### Data supplied

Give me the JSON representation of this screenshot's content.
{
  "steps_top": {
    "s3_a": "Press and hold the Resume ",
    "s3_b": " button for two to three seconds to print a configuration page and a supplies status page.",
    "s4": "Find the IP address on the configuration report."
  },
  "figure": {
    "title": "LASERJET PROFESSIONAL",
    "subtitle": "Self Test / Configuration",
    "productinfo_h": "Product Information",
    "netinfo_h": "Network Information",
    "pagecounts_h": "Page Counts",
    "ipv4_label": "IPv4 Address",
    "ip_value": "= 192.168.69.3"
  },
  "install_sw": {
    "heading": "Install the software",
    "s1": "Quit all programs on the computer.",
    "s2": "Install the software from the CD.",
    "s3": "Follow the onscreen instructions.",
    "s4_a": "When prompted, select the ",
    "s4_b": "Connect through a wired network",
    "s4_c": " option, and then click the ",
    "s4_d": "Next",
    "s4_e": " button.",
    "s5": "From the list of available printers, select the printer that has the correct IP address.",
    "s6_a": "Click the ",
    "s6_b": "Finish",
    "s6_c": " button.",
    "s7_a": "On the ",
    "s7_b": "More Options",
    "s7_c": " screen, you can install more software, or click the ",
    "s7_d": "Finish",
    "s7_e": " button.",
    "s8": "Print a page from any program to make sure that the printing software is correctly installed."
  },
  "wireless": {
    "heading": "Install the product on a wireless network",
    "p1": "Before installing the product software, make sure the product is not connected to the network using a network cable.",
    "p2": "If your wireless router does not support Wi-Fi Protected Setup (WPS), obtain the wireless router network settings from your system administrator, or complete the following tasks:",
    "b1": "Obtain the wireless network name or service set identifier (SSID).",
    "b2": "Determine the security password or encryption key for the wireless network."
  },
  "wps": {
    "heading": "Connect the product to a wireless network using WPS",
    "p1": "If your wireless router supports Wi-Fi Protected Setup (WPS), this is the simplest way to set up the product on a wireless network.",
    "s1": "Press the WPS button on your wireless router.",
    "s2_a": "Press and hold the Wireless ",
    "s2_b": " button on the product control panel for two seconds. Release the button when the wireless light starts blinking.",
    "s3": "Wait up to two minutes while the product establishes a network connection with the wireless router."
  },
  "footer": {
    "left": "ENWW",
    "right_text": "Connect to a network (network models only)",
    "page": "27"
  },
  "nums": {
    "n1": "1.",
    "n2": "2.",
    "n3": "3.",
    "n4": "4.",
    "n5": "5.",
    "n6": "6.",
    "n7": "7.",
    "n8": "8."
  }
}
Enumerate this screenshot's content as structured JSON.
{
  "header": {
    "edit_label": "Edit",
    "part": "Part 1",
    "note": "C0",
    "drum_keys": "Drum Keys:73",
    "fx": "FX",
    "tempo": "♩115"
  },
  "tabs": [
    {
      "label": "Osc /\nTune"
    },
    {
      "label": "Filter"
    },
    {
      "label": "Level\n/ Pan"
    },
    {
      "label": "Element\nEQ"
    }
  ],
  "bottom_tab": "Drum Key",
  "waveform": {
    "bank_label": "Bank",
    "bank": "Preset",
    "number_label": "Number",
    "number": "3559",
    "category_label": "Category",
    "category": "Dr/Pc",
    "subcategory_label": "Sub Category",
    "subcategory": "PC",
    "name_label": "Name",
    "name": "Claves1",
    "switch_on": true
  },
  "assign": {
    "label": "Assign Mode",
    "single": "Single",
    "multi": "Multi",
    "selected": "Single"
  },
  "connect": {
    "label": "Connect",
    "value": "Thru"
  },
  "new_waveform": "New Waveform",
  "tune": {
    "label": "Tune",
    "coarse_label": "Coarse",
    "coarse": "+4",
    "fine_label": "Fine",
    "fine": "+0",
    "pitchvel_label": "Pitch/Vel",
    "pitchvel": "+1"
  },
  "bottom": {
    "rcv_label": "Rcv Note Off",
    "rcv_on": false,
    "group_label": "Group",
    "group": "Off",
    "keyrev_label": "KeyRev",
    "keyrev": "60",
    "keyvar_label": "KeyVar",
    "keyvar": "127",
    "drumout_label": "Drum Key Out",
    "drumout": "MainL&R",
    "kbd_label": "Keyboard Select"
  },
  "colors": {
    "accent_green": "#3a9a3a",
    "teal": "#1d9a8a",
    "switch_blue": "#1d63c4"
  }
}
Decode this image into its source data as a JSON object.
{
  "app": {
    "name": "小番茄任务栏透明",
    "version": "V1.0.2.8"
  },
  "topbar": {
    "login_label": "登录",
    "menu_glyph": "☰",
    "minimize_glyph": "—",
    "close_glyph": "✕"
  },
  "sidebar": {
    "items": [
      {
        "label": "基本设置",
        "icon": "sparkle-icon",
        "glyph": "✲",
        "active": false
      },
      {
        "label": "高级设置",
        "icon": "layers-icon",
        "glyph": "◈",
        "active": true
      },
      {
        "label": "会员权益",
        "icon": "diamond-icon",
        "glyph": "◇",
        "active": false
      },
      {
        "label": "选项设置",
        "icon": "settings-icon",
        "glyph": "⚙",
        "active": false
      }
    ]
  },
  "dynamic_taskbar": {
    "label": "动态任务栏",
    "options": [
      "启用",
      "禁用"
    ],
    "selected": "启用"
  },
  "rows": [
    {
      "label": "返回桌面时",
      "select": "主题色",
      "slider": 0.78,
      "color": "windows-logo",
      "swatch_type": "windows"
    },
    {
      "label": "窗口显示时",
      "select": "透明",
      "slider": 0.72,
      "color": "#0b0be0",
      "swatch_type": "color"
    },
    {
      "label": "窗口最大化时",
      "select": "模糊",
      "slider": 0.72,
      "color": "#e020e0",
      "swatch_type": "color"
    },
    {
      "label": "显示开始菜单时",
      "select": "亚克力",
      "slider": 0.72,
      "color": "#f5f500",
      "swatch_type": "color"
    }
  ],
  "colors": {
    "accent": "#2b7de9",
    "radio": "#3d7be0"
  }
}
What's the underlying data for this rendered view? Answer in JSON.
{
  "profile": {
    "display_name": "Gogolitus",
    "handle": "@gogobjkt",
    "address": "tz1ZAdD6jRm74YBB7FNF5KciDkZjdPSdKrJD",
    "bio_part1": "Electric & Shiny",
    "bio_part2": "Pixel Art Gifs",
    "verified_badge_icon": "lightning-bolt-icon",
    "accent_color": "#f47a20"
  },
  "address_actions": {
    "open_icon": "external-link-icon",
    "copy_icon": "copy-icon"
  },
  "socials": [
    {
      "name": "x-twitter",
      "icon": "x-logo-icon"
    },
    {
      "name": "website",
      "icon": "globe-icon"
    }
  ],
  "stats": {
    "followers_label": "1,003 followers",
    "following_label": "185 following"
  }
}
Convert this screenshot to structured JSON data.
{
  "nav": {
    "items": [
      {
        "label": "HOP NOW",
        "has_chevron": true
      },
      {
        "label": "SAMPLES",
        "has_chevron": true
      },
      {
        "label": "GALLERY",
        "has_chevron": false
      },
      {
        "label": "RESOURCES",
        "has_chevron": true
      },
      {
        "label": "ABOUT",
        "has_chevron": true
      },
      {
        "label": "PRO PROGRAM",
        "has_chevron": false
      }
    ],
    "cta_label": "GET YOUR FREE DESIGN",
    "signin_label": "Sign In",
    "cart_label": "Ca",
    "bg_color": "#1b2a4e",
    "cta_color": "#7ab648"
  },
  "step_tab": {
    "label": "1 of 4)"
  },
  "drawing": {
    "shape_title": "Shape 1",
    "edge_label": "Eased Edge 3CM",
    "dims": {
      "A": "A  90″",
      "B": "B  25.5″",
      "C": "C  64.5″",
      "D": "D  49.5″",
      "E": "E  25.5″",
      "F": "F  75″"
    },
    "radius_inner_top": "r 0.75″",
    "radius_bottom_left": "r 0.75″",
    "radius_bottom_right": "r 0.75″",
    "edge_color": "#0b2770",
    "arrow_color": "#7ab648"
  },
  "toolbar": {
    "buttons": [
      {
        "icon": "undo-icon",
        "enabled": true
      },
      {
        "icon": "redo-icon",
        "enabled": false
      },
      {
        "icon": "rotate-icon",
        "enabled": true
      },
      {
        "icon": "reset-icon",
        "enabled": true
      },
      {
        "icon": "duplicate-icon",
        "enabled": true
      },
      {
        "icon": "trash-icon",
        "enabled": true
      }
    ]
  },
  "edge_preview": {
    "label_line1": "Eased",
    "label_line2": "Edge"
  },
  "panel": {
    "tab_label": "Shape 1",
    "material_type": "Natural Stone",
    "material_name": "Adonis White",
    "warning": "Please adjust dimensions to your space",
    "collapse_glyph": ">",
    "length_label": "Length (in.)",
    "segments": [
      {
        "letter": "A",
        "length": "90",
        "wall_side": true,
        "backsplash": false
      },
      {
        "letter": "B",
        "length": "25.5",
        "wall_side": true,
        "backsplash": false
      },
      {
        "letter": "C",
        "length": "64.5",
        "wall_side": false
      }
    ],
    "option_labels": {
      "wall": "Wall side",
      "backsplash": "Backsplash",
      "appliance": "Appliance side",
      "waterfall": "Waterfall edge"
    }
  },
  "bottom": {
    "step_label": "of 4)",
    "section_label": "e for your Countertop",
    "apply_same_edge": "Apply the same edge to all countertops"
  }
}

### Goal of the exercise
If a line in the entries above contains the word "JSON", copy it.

### Task solution
Give me the JSON representation of this screenshot's content.
Enumerate this screenshot's content as structured JSON.
Decode this image into its source data as a JSON object.
What's the underlying data for this rendered view? Answer in JSON.
Convert this screenshot to structured JSON data.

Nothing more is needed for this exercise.